START Data to examine

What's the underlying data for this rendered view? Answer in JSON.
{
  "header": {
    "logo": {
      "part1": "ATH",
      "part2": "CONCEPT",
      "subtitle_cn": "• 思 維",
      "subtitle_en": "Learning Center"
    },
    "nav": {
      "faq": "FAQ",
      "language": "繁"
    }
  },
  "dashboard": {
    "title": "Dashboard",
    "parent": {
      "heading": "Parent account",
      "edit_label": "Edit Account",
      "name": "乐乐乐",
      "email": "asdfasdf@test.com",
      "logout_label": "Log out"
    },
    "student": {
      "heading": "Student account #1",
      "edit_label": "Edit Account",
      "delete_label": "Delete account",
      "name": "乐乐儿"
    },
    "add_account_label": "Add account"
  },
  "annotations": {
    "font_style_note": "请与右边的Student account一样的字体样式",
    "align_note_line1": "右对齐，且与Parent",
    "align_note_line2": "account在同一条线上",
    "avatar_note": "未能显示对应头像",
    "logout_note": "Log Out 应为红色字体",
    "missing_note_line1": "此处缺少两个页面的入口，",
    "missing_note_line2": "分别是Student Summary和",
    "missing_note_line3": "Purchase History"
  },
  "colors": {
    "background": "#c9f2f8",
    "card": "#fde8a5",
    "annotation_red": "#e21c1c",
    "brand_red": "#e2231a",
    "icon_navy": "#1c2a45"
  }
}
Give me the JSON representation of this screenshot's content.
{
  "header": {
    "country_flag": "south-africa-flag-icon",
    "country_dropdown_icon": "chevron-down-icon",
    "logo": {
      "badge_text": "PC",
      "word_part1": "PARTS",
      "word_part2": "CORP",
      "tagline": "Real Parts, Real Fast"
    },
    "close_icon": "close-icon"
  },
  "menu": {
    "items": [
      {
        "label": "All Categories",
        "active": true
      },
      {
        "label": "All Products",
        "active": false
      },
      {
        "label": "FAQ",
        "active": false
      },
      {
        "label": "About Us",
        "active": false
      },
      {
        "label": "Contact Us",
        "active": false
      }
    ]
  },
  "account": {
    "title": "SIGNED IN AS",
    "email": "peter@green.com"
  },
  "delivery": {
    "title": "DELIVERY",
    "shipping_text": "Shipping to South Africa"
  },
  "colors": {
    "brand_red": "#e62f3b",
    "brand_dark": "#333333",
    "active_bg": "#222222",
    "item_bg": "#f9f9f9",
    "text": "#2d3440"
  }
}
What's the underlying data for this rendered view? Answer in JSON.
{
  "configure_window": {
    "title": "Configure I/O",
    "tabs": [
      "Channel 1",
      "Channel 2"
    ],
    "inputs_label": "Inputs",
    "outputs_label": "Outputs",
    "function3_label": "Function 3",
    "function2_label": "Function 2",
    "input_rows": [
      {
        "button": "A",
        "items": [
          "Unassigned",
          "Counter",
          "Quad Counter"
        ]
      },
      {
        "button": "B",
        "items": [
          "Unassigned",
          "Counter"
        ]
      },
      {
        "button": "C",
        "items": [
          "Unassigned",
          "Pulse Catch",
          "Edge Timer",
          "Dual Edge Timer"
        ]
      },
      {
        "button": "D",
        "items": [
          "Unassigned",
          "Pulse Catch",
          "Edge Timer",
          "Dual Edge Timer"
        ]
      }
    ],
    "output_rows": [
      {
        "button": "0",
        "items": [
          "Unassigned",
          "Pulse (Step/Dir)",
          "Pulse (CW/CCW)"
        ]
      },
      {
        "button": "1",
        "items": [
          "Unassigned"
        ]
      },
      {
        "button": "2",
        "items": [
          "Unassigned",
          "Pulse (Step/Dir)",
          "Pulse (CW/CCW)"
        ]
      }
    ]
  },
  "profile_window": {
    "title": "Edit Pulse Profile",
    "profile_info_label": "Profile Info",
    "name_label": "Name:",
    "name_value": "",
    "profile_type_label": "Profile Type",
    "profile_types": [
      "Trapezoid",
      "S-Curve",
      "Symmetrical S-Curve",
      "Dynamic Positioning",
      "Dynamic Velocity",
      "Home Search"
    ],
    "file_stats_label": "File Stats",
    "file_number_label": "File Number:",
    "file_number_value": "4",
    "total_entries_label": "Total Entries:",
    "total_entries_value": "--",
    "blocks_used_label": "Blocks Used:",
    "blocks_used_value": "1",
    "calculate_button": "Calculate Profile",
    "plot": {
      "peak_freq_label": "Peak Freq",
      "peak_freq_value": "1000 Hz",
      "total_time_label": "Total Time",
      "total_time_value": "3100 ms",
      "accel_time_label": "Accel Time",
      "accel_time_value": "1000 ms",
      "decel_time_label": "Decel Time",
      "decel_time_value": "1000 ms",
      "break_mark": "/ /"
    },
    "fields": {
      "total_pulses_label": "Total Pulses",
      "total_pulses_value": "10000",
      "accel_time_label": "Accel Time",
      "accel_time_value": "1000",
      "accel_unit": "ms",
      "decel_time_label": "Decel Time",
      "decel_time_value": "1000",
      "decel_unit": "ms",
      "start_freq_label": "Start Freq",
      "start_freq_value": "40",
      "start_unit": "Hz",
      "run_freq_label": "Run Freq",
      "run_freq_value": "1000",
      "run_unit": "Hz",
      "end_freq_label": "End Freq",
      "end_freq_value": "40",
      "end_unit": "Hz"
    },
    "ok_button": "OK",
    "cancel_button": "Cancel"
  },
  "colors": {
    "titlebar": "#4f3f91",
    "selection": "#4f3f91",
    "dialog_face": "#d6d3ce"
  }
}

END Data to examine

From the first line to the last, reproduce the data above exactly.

- Your response
What's the underlying data for this rendered view? Answer in JSON.
{
  "header": {
    "logo": {
      "part1": "ATH",
      "part2": "CONCEPT",
      "subtitle_cn": "• 思 維",
      "subtitle_en": "Learning Center"
    },
    "nav": {
      "faq": "FAQ",
      "language": "繁"
    }
  },
  "dashboard": {
    "title": "Dashboard",
    "parent": {
      "heading": "Parent account",
      "edit_label": "Edit Account",
      "name": "乐乐乐",
      "email": "asdfasdf@test.com",
      "logout_label": "Log out"
    },
    "student": {
      "heading": "Student account #1",
      "edit_label": "Edit Account",
      "delete_label": "Delete account",
      "name": "乐乐儿"
    },
    "add_account_label": "Add account"
  },
  "annotations": {
    "font_style_note": "请与右边的Student account一样的字体样式",
    "align_note_line1": "右对齐，且与Parent",
    "align_note_line2": "account在同一条线上",
    "avatar_note": "未能显示对应头像",
    "logout_note": "Log Out 应为红色字体",
    "missing_note_line1": "此处缺少两个页面的入口，",
    "missing_note_line2": "分别是Student Summary和",
    "missing_note_line3": "Purchase History"
  },
  "colors": {
    "background": "#c9f2f8",
    "card": "#fde8a5",
    "annotation_red": "#e21c1c",
    "brand_red": "#e2231a",
    "icon_navy": "#1c2a45"
  }
}
Give me the JSON representation of this screenshot's content.
{
  "header": {
    "country_flag": "south-africa-flag-icon",
    "country_dropdown_icon": "chevron-down-icon",
    "logo": {
      "badge_text": "PC",
      "word_part1": "PARTS",
      "word_part2": "CORP",
      "tagline": "Real Parts, Real Fast"
    },
    "close_icon": "close-icon"
  },
  "menu": {
    "items": [
      {
        "label": "All Categories",
        "active": true
      },
      {
        "label": "All Products",
        "active": false
      },
      {
        "label": "FAQ",
        "active": false
      },
      {
        "label": "About Us",
        "active": false
      },
      {
        "label": "Contact Us",
        "active": false
      }
    ]
  },
  "account": {
    "title": "SIGNED IN AS",
    "email": "peter@green.com"
  },
  "delivery": {
    "title": "DELIVERY",
    "shipping_text": "Shipping to South Africa"
  },
  "colors": {
    "brand_red": "#e62f3b",
    "brand_dark": "#333333",
    "active_bg": "#222222",
    "item_bg": "#f9f9f9",
    "text": "#2d3440"
  }
}
What's the underlying data for this rendered view? Answer in JSON.
{
  "configure_window": {
    "title": "Configure I/O",
    "tabs": [
      "Channel 1",
      "Channel 2"
    ],
    "inputs_label": "Inputs",
    "outputs_label": "Outputs",
    "function3_label": "Function 3",
    "function2_label": "Function 2",
    "input_rows": [
      {
        "button": "A",
        "items": [
          "Unassigned",
          "Counter",
          "Quad Counter"
        ]
      },
      {
        "button": "B",
        "items": [
          "Unassigned",
          "Counter"
        ]
      },
      {
        "button": "C",
        "items": [
          "Unassigned",
          "Pulse Catch",
          "Edge Timer",
          "Dual Edge Timer"
        ]
      },
      {
        "button": "D",
        "items": [
          "Unassigned",
          "Pulse Catch",
          "Edge Timer",
          "Dual Edge Timer"
        ]
      }
    ],
    "output_rows": [
      {
        "button": "0",
        "items": [
          "Unassigned",
          "Pulse (Step/Dir)",
          "Pulse (CW/CCW)"
        ]
      },
      {
        "button": "1",
        "items": [
          "Unassigned"
        ]
      },
      {
        "button": "2",
        "items": [
          "Unassigned",
          "Pulse (Step/Dir)",
          "Pulse (CW/CCW)"
        ]
      }
    ]
  },
  "profile_window": {
    "title": "Edit Pulse Profile",
    "profile_info_label": "Profile Info",
    "name_label": "Name:",
    "name_value": "",
    "profile_type_label": "Profile Type",
    "profile_types": [
      "Trapezoid",
      "S-Curve",
      "Symmetrical S-Curve",
      "Dynamic Positioning",
      "Dynamic Velocity",
      "Home Search"
    ],
    "file_stats_label": "File Stats",
    "file_number_label": "File Number:",
    "file_number_value": "4",
    "total_entries_label": "Total Entries:",
    "total_entries_value": "--",
    "blocks_used_label": "Blocks Used:",
    "blocks_used_value": "1",
    "calculate_button": "Calculate Profile",
    "plot": {
      "peak_freq_label": "Peak Freq",
      "peak_freq_value": "1000 Hz",
      "total_time_label": "Total Time",
      "total_time_value": "3100 ms",
      "accel_time_label": "Accel Time",
      "accel_time_value": "1000 ms",
      "decel_time_label": "Decel Time",
      "decel_time_value": "1000 ms",
      "break_mark": "/ /"
    },
    "fields": {
      "total_pulses_label": "Total Pulses",
      "total_pulses_value": "10000",
      "accel_time_label": "Accel Time",
      "accel_time_value": "1000",
      "accel_unit": "ms",
      "decel_time_label": "Decel Time",
      "decel_time_value": "1000",
      "decel_unit": "ms",
      "start_freq_label": "Start Freq",
      "start_freq_value": "40",
      "start_unit": "Hz",
      "run_freq_label": "Run Freq",
      "run_freq_value": "1000",
      "run_unit": "Hz",
      "end_freq_label": "End Freq",
      "end_freq_value": "40",
      "end_unit": "Hz"
    },
    "ok_button": "OK",
    "cancel_button": "Cancel"
  },
  "colors": {
    "titlebar": "#4f3f91",
    "selection": "#4f3f91",
    "dialog_face": "#d6d3ce"
  }
}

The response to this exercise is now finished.